### Exercise
For this exercise, restate every line below word for word and drop the images.

Element data from apps and pages
------------------------------------------------------------------------

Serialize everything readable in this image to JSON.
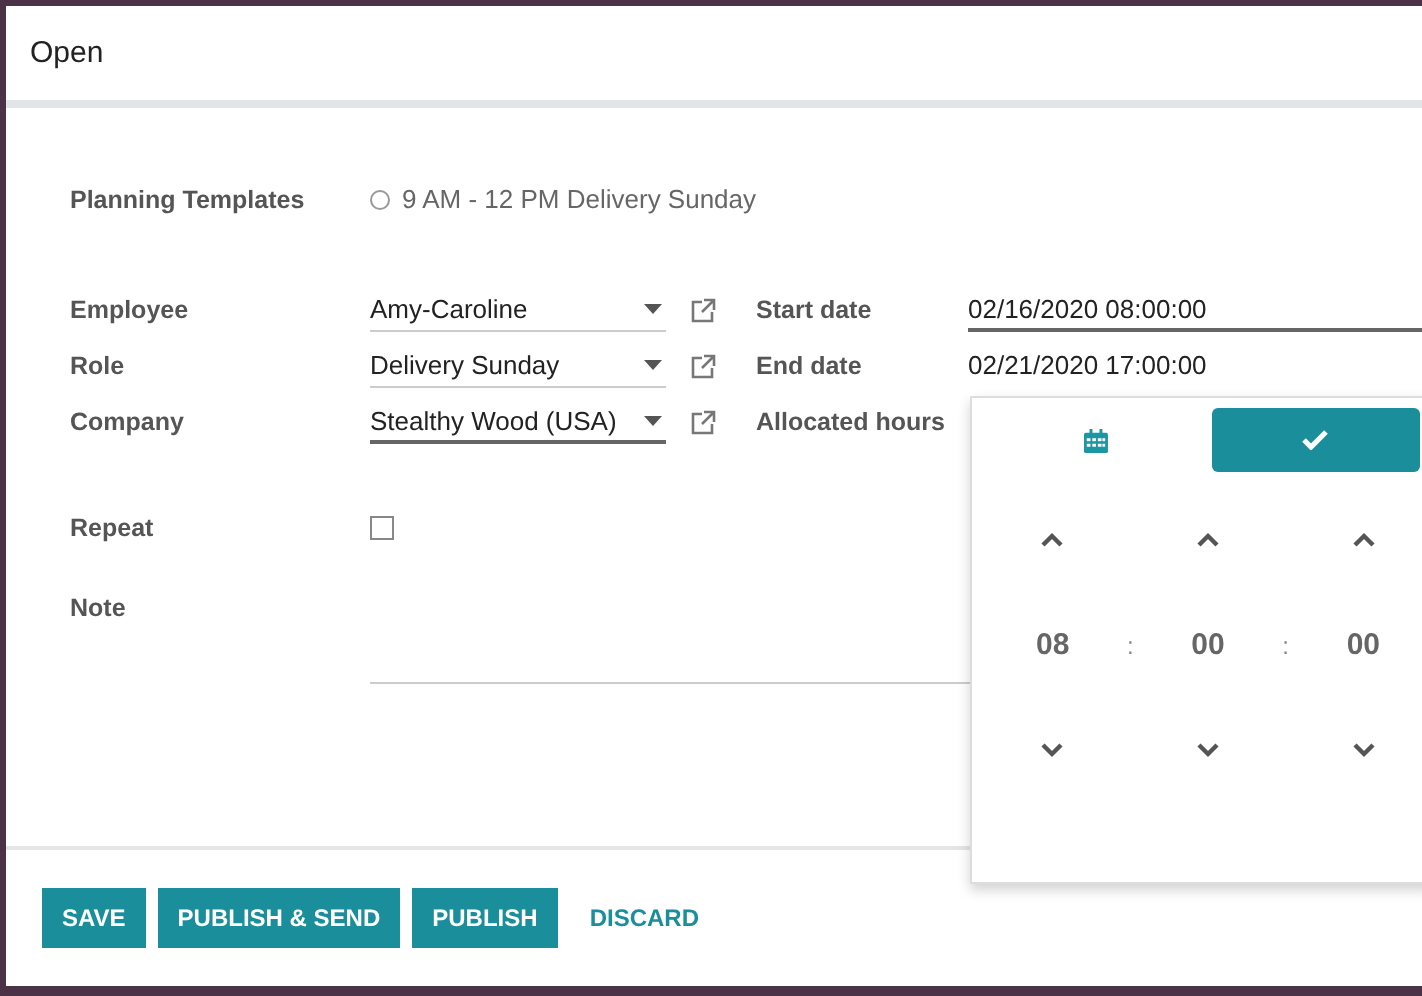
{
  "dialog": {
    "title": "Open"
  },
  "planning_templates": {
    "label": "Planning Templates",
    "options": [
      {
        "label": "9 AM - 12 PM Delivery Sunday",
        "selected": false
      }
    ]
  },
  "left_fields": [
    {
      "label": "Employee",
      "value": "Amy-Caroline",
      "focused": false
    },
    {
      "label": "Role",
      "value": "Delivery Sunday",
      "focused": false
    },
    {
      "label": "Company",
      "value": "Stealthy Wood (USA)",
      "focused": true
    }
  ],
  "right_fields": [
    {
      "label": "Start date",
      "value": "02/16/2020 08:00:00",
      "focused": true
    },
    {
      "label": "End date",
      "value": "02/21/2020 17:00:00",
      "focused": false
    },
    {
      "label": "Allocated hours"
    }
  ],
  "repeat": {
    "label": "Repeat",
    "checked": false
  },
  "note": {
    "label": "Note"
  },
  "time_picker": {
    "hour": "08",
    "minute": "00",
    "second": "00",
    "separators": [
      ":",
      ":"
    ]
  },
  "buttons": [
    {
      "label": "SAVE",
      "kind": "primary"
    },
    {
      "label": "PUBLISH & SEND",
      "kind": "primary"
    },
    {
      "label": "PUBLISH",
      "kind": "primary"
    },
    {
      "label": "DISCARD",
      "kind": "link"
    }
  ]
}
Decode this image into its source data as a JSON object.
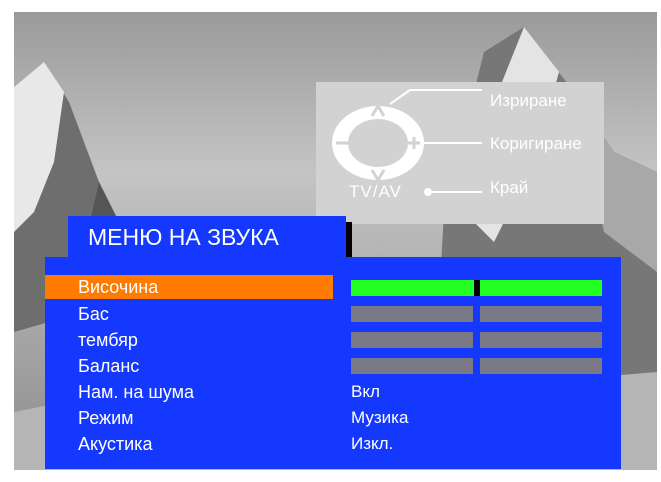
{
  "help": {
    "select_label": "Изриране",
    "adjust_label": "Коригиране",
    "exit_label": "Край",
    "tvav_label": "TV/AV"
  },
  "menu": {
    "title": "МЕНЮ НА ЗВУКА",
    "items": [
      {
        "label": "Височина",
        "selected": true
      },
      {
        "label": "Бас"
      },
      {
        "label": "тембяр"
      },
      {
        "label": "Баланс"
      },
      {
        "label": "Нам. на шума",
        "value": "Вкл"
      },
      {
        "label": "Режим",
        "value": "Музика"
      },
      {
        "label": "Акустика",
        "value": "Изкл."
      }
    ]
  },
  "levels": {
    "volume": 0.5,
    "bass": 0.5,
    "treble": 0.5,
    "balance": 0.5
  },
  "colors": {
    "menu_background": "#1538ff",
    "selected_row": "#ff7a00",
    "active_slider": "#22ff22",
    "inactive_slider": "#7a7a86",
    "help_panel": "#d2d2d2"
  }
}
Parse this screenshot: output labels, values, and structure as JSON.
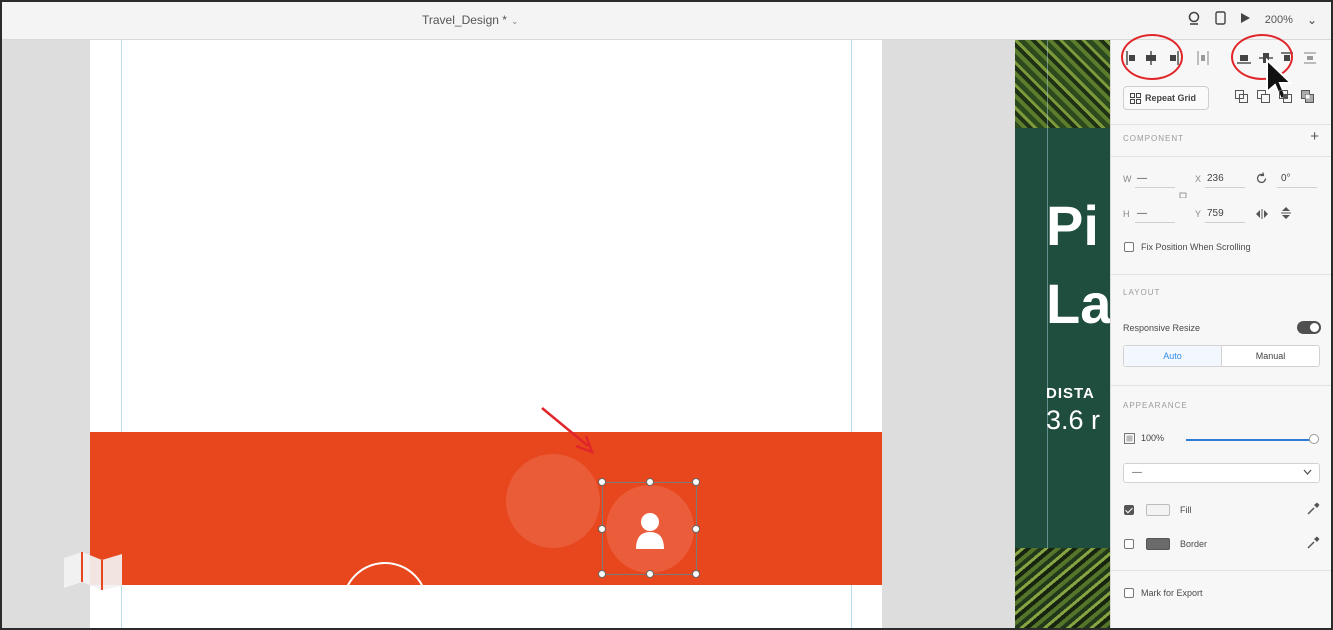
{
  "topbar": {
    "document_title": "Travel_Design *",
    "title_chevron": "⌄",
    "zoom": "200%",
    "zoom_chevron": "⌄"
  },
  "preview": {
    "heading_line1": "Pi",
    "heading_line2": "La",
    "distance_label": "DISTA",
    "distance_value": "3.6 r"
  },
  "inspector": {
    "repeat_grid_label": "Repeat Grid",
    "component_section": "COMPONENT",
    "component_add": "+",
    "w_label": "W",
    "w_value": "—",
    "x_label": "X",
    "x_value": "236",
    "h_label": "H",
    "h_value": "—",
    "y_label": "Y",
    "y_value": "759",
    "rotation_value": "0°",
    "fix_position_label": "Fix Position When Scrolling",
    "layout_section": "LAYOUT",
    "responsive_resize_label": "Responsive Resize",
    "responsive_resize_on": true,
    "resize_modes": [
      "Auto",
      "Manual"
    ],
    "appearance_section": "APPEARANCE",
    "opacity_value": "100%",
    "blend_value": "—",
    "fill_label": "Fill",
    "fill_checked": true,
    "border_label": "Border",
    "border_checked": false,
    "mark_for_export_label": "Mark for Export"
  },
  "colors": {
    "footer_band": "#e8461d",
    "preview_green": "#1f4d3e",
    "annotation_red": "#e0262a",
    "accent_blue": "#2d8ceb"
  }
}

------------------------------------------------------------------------

### Final answer
Serialize everything readable in this image to JSON.
{
  "dialog": {
    "title": "Open"
  },
  "planning_templates": {
    "label": "Planning Templates",
    "options": [
      {
        "label": "9 AM - 12 PM Delivery Sunday",
        "selected": false
      }
    ]
  },
  "left_fields": [
    {
      "label": "Employee",
      "value": "Amy-Caroline",
      "focused": false
    },
    {
      "label": "Role",
      "value": "Delivery Sunday",
      "focused": false
    },
    {
      "label": "Company",
      "value": "Stealthy Wood (USA)",
      "focused": true
    }
  ],
  "right_fields": [
    {
      "label": "Start date",
      "value": "02/16/2020 08:00:00",
      "focused": true
    },
    {
      "label": "End date",
      "value": "02/21/2020 17:00:00",
      "focused": false
    },
    {
      "label": "Allocated hours"
    }
  ],
  "repeat": {
    "label": "Repeat",
    "checked": false
  },
  "note": {
    "label": "Note"
  },
  "time_picker": {
    "hour": "08",
    "minute": "00",
    "second": "00",
    "separators": [
      ":",
      ":"
    ]
  },
  "buttons": [
    {
      "label": "SAVE",
      "kind": "primary"
    },
    {
      "label": "PUBLISH & SEND",
      "kind": "primary"
    },
    {
      "label": "PUBLISH",
      "kind": "primary"
    },
    {
      "label": "DISCARD",
      "kind": "link"
    }
  ]
}
Decode this image into its source data as a JSON object.
{
  "help": {
    "select_label": "Изриране",
    "adjust_label": "Коригиране",
    "exit_label": "Край",
    "tvav_label": "TV/AV"
  },
  "menu": {
    "title": "МЕНЮ НА ЗВУКА",
    "items": [
      {
        "label": "Височина",
        "selected": true
      },
      {
        "label": "Бас"
      },
      {
        "label": "тембяр"
      },
      {
        "label": "Баланс"
      },
      {
        "label": "Нам. на шума",
        "value": "Вкл"
      },
      {
        "label": "Режим",
        "value": "Музика"
      },
      {
        "label": "Акустика",
        "value": "Изкл."
      }
    ]
  },
  "levels": {
    "volume": 0.5,
    "bass": 0.5,
    "treble": 0.5,
    "balance": 0.5
  },
  "colors": {
    "menu_background": "#1538ff",
    "selected_row": "#ff7a00",
    "active_slider": "#22ff22",
    "inactive_slider": "#7a7a86",
    "help_panel": "#d2d2d2"
  }
}
Parse this screenshot: output labels, values, and structure as JSON.
{
  "topbar": {
    "document_title": "Travel_Design *",
    "title_chevron": "⌄",
    "zoom": "200%",
    "zoom_chevron": "⌄"
  },
  "preview": {
    "heading_line1": "Pi",
    "heading_line2": "La",
    "distance_label": "DISTA",
    "distance_value": "3.6 r"
  },
  "inspector": {
    "repeat_grid_label": "Repeat Grid",
    "component_section": "COMPONENT",
    "component_add": "+",
    "w_label": "W",
    "w_value": "—",
    "x_label": "X",
    "x_value": "236",
    "h_label": "H",
    "h_value": "—",
    "y_label": "Y",
    "y_value": "759",
    "rotation_value": "0°",
    "fix_position_label": "Fix Position When Scrolling",
    "layout_section": "LAYOUT",
    "responsive_resize_label": "Responsive Resize",
    "responsive_resize_on": true,
    "resize_modes": [
      "Auto",
      "Manual"
    ],
    "appearance_section": "APPEARANCE",
    "opacity_value": "100%",
    "blend_value": "—",
    "fill_label": "Fill",
    "fill_checked": true,
    "border_label": "Border",
    "border_checked": false,
    "mark_for_export_label": "Mark for Export"
  },
  "colors": {
    "footer_band": "#e8461d",
    "preview_green": "#1f4d3e",
    "annotation_red": "#e0262a",
    "accent_blue": "#2d8ceb"
  }
}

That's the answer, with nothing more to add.